    Dem MP Paul Tyler will call on Defence Secretary Geoff Hoon
    to order a scientific probe into why so many families have
    been blighted. "We need to find out exactly what has
    happened. This number of pregnancies don't just go wrong for
    no reason," he said. "Until a full study is carried out
    these families won't get the answers they need. "Geoff Hoon
    should make a statement to the House on what his department
    is doing to solve the mystery of what has happened to the
    babies of 33 Field Hospital."
    was born, there should have been rejoicing. Instead, her
    parents sobbed as their longed-for daughter was delivered.
    She died seven-and-a-half hours later, severely deformed -
    another victim of the Gulf War curse. "I had known all along
    something was wrong," said mum Vicky Warriner,
    36. "And I knew it was because of the war." Catherine Jane's
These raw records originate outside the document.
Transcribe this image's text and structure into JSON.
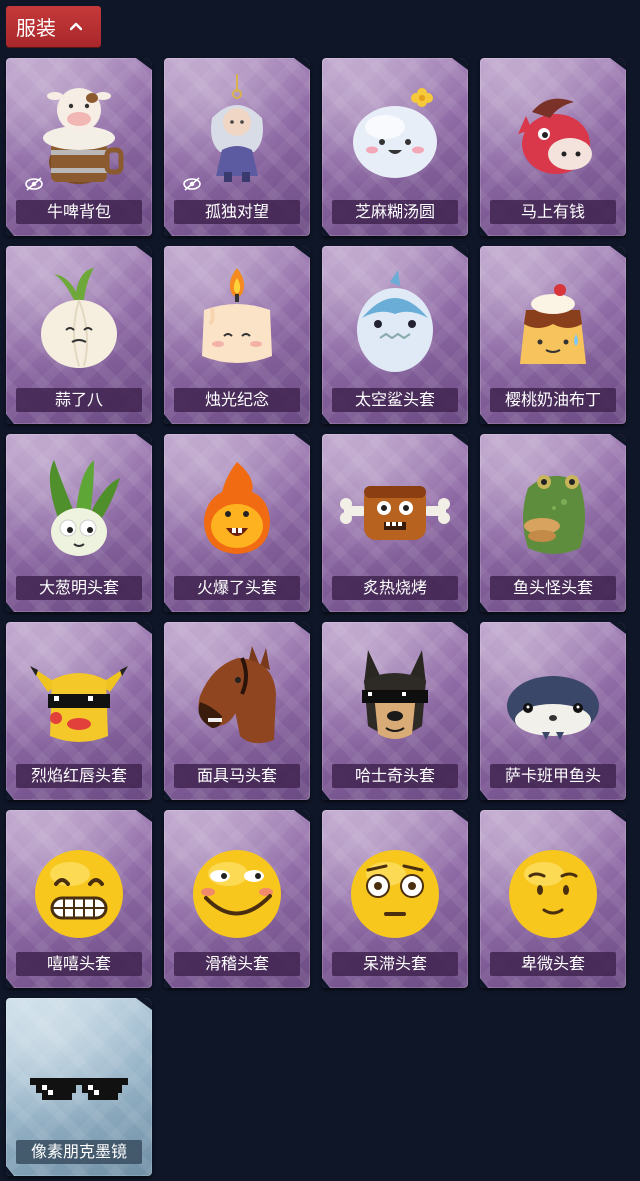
{
  "header": {
    "title": "服装",
    "toggle_icon": "chevron-up-icon"
  },
  "colors": {
    "header_red": "#b9302f",
    "card_purple": "#8f6aa6",
    "card_blue": "#98b5c9",
    "background": "#0f1628"
  },
  "items": [
    {
      "name": "牛啤背包",
      "icon": "cow-beer-barrel-icon",
      "hidden": true
    },
    {
      "name": "孤独对望",
      "icon": "figure-charm-icon",
      "hidden": true
    },
    {
      "name": "芝麻糊汤圆",
      "icon": "rice-ball-icon",
      "hidden": false
    },
    {
      "name": "马上有钱",
      "icon": "red-horse-icon",
      "hidden": false
    },
    {
      "name": "蒜了八",
      "icon": "garlic-icon",
      "hidden": false
    },
    {
      "name": "烛光纪念",
      "icon": "candle-icon",
      "hidden": false
    },
    {
      "name": "太空鲨头套",
      "icon": "shark-egg-icon",
      "hidden": false
    },
    {
      "name": "樱桃奶油布丁",
      "icon": "pudding-icon",
      "hidden": false
    },
    {
      "name": "大葱明头套",
      "icon": "scallion-icon",
      "hidden": false
    },
    {
      "name": "火爆了头套",
      "icon": "fire-face-icon",
      "hidden": false
    },
    {
      "name": "炙热烧烤",
      "icon": "grilled-meat-icon",
      "hidden": false
    },
    {
      "name": "鱼头怪头套",
      "icon": "fish-mask-icon",
      "hidden": false
    },
    {
      "name": "烈焰红唇头套",
      "icon": "yellow-mask-sunglasses-icon",
      "hidden": false
    },
    {
      "name": "面具马头套",
      "icon": "horse-mask-icon",
      "hidden": false
    },
    {
      "name": "哈士奇头套",
      "icon": "husky-mask-icon",
      "hidden": false
    },
    {
      "name": "萨卡班甲鱼头",
      "icon": "sacabambaspis-icon",
      "hidden": false
    },
    {
      "name": "嘻嘻头套",
      "icon": "grin-emoji-icon",
      "hidden": false
    },
    {
      "name": "滑稽头套",
      "icon": "funny-smile-emoji-icon",
      "hidden": false
    },
    {
      "name": "呆滞头套",
      "icon": "dazed-emoji-icon",
      "hidden": false
    },
    {
      "name": "卑微头套",
      "icon": "humble-emoji-icon",
      "hidden": false
    },
    {
      "name": "像素朋克墨镜",
      "icon": "pixel-sunglasses-icon",
      "hidden": false
    }
  ]
}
    father, Mark Warriner, served in the 1991 Gulf War as a
    driver in the Royal Corps of Transport. They had a
    healthy baby son, James, in 1996. But trouble began as
    Vicky and Mark tried to expand their family. She
    miscarried at nine weeks in 1997 and at 11 weeks a year
    later. "When Mark was in the Gulf, he was told to roll
    his sleeves up and join a queue of soldiers
    walkingthrough a tent in the middle of the desert. As
    they filed past they had jab after jab in their arms,"
    said Vicky. "He was never told some of the jabs were
    experimental." When she became pregnant again in 1998
    the couple hoped their run of bad luck was over, but a
    late scan found the baby's body had stopped developing
    at 27 weeks. "The nurse looked at the screen - her face
    just fell," said Vicky. "I started to cry. She was
    nurses took it in turns to go into the corner and cry.
    There was nothing they could do for her. She died at
    10.30pm. We buried her in February 1999 and my husband
    left me in the July. He could not cope with the loss of
    Catherine. "He's married again now, but is too worried
    about what will happen to have any more children."